▶ [Assignment]
With the entries below as the source, tally the lines that contain the string "content" and give the number only.

▶ [Records provided]
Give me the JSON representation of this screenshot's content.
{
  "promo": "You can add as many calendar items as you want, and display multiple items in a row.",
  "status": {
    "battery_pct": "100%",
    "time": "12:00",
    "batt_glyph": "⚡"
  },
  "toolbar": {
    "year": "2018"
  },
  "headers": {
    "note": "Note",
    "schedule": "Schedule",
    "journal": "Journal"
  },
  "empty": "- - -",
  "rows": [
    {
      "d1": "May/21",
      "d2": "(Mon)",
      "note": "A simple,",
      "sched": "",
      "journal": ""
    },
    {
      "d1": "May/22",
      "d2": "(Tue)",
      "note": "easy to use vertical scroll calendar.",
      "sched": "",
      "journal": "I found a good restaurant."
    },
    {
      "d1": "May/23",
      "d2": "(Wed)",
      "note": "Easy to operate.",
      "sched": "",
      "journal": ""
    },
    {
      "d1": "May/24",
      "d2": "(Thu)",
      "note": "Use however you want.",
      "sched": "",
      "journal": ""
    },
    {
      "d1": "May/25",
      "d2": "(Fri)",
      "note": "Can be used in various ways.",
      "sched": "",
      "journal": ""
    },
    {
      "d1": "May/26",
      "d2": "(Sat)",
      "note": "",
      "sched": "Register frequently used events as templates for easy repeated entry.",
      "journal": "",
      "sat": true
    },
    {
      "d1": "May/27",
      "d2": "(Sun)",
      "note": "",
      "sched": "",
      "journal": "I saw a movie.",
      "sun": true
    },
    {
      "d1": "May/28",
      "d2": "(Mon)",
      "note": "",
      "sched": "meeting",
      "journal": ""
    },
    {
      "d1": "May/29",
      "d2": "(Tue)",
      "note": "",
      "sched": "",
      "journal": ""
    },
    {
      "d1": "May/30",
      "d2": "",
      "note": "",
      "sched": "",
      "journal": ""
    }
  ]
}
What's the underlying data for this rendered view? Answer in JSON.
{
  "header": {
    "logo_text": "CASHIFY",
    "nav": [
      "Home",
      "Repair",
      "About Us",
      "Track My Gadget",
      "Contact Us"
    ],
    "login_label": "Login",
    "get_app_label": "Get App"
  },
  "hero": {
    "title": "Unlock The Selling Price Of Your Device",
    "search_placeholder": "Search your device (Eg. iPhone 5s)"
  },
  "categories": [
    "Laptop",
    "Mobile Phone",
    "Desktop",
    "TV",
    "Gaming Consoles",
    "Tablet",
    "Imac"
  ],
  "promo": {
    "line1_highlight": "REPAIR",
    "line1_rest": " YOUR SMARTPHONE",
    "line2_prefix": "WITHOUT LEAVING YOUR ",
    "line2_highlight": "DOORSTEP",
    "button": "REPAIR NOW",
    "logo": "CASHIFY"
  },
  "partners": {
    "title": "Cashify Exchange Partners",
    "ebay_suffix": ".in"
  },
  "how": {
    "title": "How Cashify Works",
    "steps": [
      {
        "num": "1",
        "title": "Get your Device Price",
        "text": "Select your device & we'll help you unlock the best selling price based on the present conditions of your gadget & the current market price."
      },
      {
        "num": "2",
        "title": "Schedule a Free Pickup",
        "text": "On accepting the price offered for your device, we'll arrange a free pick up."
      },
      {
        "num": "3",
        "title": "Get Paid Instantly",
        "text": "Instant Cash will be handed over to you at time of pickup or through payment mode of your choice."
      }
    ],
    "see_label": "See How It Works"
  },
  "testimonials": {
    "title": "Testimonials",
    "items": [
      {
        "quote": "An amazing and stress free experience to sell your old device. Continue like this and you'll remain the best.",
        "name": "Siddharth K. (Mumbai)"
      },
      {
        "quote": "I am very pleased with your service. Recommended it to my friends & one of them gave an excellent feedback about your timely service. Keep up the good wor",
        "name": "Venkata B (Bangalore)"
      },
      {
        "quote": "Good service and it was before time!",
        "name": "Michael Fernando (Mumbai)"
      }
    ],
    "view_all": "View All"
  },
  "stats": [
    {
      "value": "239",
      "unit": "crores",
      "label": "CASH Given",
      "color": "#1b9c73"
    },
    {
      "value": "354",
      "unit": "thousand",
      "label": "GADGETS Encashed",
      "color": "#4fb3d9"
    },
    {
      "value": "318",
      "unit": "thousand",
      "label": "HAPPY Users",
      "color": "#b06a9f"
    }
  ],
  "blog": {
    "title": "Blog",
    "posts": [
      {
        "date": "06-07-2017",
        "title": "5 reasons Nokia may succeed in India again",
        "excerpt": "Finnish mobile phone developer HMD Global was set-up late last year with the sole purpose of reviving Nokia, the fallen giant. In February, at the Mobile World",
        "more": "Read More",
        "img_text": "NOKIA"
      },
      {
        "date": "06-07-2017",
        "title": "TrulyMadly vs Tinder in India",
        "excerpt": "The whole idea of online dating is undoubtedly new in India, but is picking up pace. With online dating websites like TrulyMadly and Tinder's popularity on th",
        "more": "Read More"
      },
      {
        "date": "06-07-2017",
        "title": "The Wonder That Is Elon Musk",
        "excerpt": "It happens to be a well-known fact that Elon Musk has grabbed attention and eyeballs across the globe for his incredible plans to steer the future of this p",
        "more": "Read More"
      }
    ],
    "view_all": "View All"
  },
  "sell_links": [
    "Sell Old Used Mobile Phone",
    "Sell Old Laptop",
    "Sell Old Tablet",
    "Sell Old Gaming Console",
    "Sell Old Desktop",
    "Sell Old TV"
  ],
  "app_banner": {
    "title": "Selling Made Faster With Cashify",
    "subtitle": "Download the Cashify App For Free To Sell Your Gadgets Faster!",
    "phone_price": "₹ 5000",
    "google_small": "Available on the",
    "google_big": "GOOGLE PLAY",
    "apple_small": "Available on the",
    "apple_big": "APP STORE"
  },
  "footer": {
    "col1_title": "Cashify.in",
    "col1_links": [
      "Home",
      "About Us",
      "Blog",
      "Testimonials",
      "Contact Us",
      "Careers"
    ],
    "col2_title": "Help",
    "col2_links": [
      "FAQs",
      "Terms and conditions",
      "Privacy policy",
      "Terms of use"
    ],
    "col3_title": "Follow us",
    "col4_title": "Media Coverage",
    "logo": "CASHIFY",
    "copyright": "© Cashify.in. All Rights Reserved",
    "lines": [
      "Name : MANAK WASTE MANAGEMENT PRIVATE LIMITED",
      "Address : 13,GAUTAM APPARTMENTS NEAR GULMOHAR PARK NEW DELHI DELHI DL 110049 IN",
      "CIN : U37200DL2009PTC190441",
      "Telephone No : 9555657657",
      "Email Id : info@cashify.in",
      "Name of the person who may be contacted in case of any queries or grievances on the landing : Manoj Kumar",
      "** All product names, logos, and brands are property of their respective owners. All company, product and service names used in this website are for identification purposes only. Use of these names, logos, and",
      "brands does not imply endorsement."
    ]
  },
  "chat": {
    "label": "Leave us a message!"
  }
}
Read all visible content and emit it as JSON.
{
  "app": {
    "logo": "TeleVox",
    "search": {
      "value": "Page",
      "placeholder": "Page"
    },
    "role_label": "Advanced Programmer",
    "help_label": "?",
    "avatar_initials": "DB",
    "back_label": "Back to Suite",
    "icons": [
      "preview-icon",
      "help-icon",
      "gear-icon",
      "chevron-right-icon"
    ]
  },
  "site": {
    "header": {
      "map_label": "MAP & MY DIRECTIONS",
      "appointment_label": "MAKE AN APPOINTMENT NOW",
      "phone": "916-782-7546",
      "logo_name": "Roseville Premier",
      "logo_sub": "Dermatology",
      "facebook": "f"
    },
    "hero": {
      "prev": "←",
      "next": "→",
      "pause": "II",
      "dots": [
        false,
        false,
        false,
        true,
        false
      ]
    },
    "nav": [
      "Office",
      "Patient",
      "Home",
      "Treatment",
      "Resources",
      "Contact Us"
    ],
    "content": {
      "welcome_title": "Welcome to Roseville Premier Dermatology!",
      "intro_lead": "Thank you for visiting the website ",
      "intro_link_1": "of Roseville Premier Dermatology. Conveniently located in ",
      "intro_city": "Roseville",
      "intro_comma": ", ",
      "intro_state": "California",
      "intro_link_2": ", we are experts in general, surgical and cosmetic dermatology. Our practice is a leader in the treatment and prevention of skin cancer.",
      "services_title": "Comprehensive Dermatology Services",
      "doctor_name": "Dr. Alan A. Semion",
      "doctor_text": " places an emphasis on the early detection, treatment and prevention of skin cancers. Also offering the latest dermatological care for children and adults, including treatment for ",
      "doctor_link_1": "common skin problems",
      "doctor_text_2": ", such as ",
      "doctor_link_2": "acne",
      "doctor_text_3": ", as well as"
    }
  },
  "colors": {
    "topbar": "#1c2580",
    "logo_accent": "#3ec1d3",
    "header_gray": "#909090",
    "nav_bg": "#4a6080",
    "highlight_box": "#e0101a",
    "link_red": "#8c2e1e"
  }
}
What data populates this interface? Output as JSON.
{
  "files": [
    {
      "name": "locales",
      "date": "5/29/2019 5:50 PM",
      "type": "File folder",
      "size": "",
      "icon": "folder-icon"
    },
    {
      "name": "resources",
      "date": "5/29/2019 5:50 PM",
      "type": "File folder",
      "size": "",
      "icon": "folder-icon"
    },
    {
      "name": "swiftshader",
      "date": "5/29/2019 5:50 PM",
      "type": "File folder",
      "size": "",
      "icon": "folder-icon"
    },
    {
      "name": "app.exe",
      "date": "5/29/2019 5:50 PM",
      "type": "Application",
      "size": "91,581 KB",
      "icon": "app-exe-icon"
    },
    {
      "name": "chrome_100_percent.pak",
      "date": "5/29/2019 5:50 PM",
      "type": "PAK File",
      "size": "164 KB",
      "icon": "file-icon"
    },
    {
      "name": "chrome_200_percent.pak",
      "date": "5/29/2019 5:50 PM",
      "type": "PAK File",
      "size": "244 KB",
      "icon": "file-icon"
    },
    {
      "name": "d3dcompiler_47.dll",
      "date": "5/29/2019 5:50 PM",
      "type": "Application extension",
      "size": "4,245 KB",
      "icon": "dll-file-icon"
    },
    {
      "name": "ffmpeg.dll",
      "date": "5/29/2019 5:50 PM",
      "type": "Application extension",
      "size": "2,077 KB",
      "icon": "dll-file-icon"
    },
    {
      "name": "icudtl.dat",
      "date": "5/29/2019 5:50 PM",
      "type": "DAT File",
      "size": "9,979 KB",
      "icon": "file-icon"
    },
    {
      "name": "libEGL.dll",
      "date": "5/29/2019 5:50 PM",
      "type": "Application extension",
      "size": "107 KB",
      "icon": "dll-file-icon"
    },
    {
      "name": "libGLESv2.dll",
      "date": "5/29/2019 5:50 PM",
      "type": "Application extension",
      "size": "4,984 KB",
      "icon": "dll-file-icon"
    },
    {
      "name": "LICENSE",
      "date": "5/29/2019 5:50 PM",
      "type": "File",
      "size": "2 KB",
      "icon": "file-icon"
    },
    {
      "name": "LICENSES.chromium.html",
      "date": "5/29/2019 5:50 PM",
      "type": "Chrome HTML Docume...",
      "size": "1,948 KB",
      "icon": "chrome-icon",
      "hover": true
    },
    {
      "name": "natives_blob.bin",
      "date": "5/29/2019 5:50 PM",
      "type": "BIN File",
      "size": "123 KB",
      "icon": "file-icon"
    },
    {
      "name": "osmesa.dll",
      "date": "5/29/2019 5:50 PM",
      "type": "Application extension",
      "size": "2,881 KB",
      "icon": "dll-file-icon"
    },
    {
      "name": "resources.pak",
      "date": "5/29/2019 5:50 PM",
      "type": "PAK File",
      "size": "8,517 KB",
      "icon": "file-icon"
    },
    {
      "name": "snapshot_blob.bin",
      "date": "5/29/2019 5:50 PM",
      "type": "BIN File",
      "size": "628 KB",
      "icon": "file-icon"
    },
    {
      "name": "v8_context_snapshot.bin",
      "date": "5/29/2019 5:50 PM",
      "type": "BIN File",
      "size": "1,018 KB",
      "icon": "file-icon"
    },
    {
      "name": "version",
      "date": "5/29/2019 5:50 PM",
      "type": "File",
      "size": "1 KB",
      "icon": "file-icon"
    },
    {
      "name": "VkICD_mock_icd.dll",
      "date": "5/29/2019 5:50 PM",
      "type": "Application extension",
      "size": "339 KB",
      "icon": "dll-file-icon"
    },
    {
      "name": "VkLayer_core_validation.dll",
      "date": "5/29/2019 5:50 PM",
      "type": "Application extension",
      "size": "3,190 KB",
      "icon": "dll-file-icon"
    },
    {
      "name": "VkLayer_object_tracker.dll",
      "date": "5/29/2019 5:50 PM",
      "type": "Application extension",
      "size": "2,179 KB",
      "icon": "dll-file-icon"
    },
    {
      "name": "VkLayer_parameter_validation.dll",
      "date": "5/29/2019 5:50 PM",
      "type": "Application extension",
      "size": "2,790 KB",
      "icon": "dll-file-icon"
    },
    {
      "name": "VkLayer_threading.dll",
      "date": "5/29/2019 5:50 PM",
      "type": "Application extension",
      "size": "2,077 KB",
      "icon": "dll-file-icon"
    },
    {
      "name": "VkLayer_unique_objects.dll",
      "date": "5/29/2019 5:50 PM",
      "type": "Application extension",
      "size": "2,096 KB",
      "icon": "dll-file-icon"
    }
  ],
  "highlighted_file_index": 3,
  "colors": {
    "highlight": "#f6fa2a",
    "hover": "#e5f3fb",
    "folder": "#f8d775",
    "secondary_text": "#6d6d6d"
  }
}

▶ [Solution]
3